Clock Tree Architect

Angular Material
Adobe XD
Angular Web Application - UI/UX Lead

Note: At time of writing the application is still in development so images will be blurred.


UI/UX Lead

The Product

The Clock Tree Architect is an Angular Web Application designed for the electrical engineer to formulate an optimized clock tree solution based on their system requirements.

The Deliverable

Bring the project from conceptualization to final UI as a functional prototype for sign-off and development.

Function requirement document


  1. Fully interactive prototype built on UXPIN
  2. Encompasses all features from the documentation
  3. Meets Texas Instrument's brand guidelines
  4. Satisfies Material Design standards
  5. Utilizes reusable patterns and components


Early in the discovery phase of the project, two issues became apparent to me:

  1. The User Interface lacked focus
  2. There was nothing to visually guide the user to their final outcome

I realized these were the two main areas I needed to focus on addressing in the solution.

Lack of focus in the UI results in difficulty attracting and retaining new customers

Simplifying the User Interface does not mean loss of functionality.
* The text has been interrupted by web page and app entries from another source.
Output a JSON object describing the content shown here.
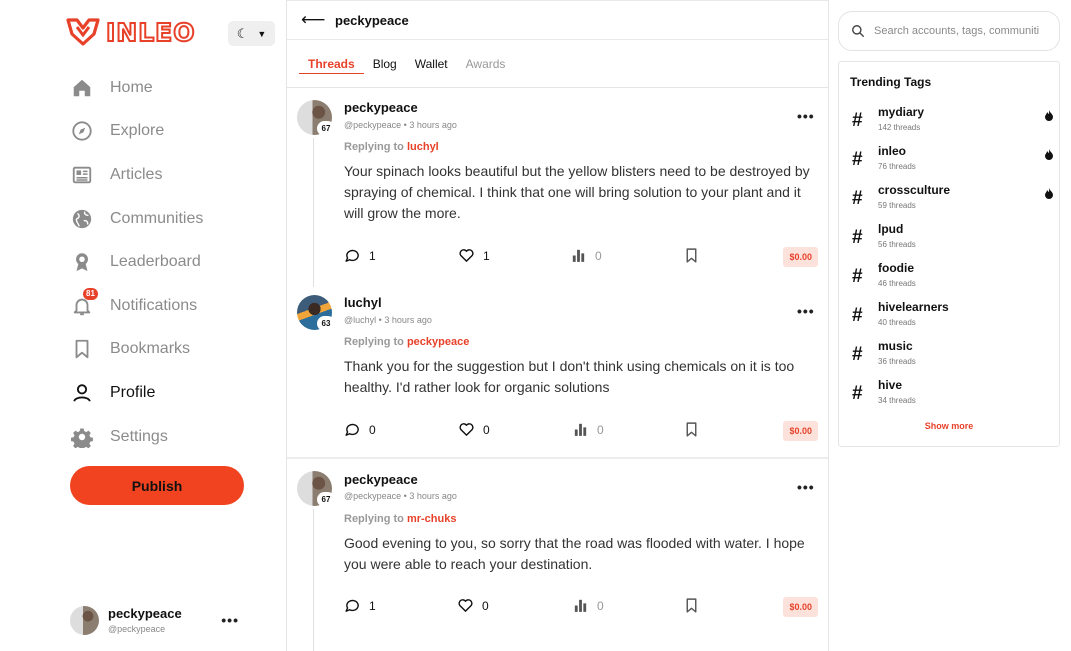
{
  "brand": {
    "name": "INLEO",
    "accent": "#e8412a"
  },
  "nav": {
    "items": [
      {
        "label": "Home",
        "icon": "home-icon"
      },
      {
        "label": "Explore",
        "icon": "compass-icon"
      },
      {
        "label": "Articles",
        "icon": "newspaper-icon"
      },
      {
        "label": "Communities",
        "icon": "globe-icon"
      },
      {
        "label": "Leaderboard",
        "icon": "award-icon"
      },
      {
        "label": "Notifications",
        "icon": "bell-icon",
        "badge": "81"
      },
      {
        "label": "Bookmarks",
        "icon": "bookmark-icon"
      },
      {
        "label": "Profile",
        "icon": "user-icon",
        "active": true
      },
      {
        "label": "Settings",
        "icon": "gear-icon"
      }
    ],
    "publish_label": "Publish"
  },
  "current_user": {
    "name": "peckypeace",
    "handle": "@peckypeace"
  },
  "header": {
    "title": "peckypeace"
  },
  "tabs": [
    {
      "label": "Threads",
      "active": true
    },
    {
      "label": "Blog"
    },
    {
      "label": "Wallet"
    },
    {
      "label": "Awards",
      "muted": true
    }
  ],
  "threads": [
    {
      "user": "peckypeace",
      "handle": "@peckypeace",
      "time": "3 hours ago",
      "level": "67",
      "reply_prefix": "Replying to",
      "reply_to": "luchyl",
      "body": "Your spinach looks beautiful but the yellow blisters need to be destroyed by spraying of chemical. I think that one will bring solution to your plant and it will grow the more.",
      "comments": "1",
      "likes": "1",
      "views": "0",
      "tip": "$0.00"
    },
    {
      "user": "luchyl",
      "handle": "@luchyl",
      "time": "3 hours ago",
      "level": "63",
      "reply_prefix": "Replying to",
      "reply_to": "peckypeace",
      "body": "Thank you for the suggestion but I don't think using chemicals on it is too healthy. I'd rather look for organic solutions",
      "comments": "0",
      "likes": "0",
      "views": "0",
      "tip": "$0.00"
    },
    {
      "user": "peckypeace",
      "handle": "@peckypeace",
      "time": "3 hours ago",
      "level": "67",
      "reply_prefix": "Replying to",
      "reply_to": "mr-chuks",
      "body": "Good evening to you, so sorry that the road was flooded with water. I hope you were able to reach your destination.",
      "comments": "1",
      "likes": "0",
      "views": "0",
      "tip": "$0.00"
    }
  ],
  "search": {
    "placeholder": "Search accounts, tags, communities"
  },
  "trending": {
    "title": "Trending Tags",
    "tags": [
      {
        "name": "mydiary",
        "count": "142 threads",
        "hot": true
      },
      {
        "name": "inleo",
        "count": "76 threads",
        "hot": true
      },
      {
        "name": "crossculture",
        "count": "59 threads",
        "hot": true
      },
      {
        "name": "lpud",
        "count": "56 threads"
      },
      {
        "name": "foodie",
        "count": "46 threads"
      },
      {
        "name": "hivelearners",
        "count": "40 threads"
      },
      {
        "name": "music",
        "count": "36 threads"
      },
      {
        "name": "hive",
        "count": "34 threads"
      }
    ],
    "show_more": "Show more"
  }
}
The goal was to keep the depth of functionality we had in the product but present it in a way that was intuitive and easy to use. I proposed to solve for this by layering interactions and presenting only the most relevant inputs at any given time.

In order to do this, we needed to:

  • Distinguish between which fields are required and which are optional
  • Use progressive disclosure by only revealing the options that are most pertinent to the user to reach their end goal
  • Reduce the number of empty inputs presented to the user
  • Logically group actions that are related to one another in the layout
  • Break down each functional element and how they contribute to the final user goal
  • Determine if there are any steps dependent on one another

First iteration

Above screen is the first iteration that isolated only the actions needed for the user to progress to their final goal.

Second iteration

The mockup above makes the additional specifications accessible only on demand by the user, reducing visual complexity in the UI

UI failed to visually represent how the user can get to their final outcome

  1. Weak visual relationship between the elements and the final user goal in the UI obstructs onboarding, hurting user retention because users cannot establish a mental model for the application.
  2. No indication where the user should begin

In order to create a better User Experience and successfully drive higher user retention, I needed to address the two problems above that prevented the user from visualizing the journey to their final outcome.

Steppers layout approach

I began with the steppers approach as it was the most overt way to visually guide the user from one step to another. The weakness of this approach was that the final action, was out of view.

Steppers iteration

Wizard layout approach

Next, I tested out the wizard layout approach. This isolated each step on the screen. The disadvantage was that the other steps were hidden in other screens, preventing new users from creating a mental model for the application.

Wizard iteration

Vertical orientation expandable cards

This was the final approach that we decided on. It succeeded in:

  • Leading the main actions to the user goals persistent on the screen in a sticky footer
  • Creating visual hierarchy and relationships between elements by containing each group in a expandable card
  • Having each incremental step guided by the natural scroll of the page

Expandable cards iteration

3. Lacking outcome prediction for customers

This particular challenge centered around finalizing the UI for how a customer associates applying modifiers to each grouping. The problem was that the customer had no information on predicting how adding each modifier would affect their end solution. We also needed a way to visually show which modifier belonged to which group and give the customer the ability to remove and modify them.

To solve this issue I came up with a main action button that offered a checklist to select multiple modifiers that could be applied to each grouping. They could be dismissed with a standard close icon, as well as contain an input depending on the type of modification. I also convinced the engineering team to provide another descriptor for each modifier as some terms may not be understood by every end-user.



The result

At the end of the project, we had built a fully interactive prototype that encompassed all key user interactions and functional requirements and received a final sign-off from my Product Owner and all the various stakeholders involved (Business analysts and Electrical Engineers). The development is currently in progress for the Angular Web Application.

Expandable cards iteration